Content starts

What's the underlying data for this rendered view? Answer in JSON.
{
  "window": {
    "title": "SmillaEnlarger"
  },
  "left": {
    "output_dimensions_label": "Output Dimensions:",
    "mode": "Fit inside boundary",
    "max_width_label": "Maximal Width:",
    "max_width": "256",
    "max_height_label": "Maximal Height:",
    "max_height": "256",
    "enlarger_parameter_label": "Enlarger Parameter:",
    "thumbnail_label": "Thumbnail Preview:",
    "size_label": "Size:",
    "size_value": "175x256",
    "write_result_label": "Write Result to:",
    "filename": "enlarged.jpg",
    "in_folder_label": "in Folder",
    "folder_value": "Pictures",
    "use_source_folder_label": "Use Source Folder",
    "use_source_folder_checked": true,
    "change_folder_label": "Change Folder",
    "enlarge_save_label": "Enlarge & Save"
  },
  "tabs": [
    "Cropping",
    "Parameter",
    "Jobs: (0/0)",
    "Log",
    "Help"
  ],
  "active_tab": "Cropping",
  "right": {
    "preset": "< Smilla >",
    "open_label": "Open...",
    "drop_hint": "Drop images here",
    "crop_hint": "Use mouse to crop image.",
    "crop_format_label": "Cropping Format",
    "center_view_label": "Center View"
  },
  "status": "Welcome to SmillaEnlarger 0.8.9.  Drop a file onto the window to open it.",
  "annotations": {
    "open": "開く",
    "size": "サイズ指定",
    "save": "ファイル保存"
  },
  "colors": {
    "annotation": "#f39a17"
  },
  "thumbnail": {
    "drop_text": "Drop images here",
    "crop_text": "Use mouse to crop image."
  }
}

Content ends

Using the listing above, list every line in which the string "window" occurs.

TASK RESPONSE:
  "window": {
  "status": "Welcome to SmillaEnlarger 0.8.9.  Drop a file onto the window to open it.",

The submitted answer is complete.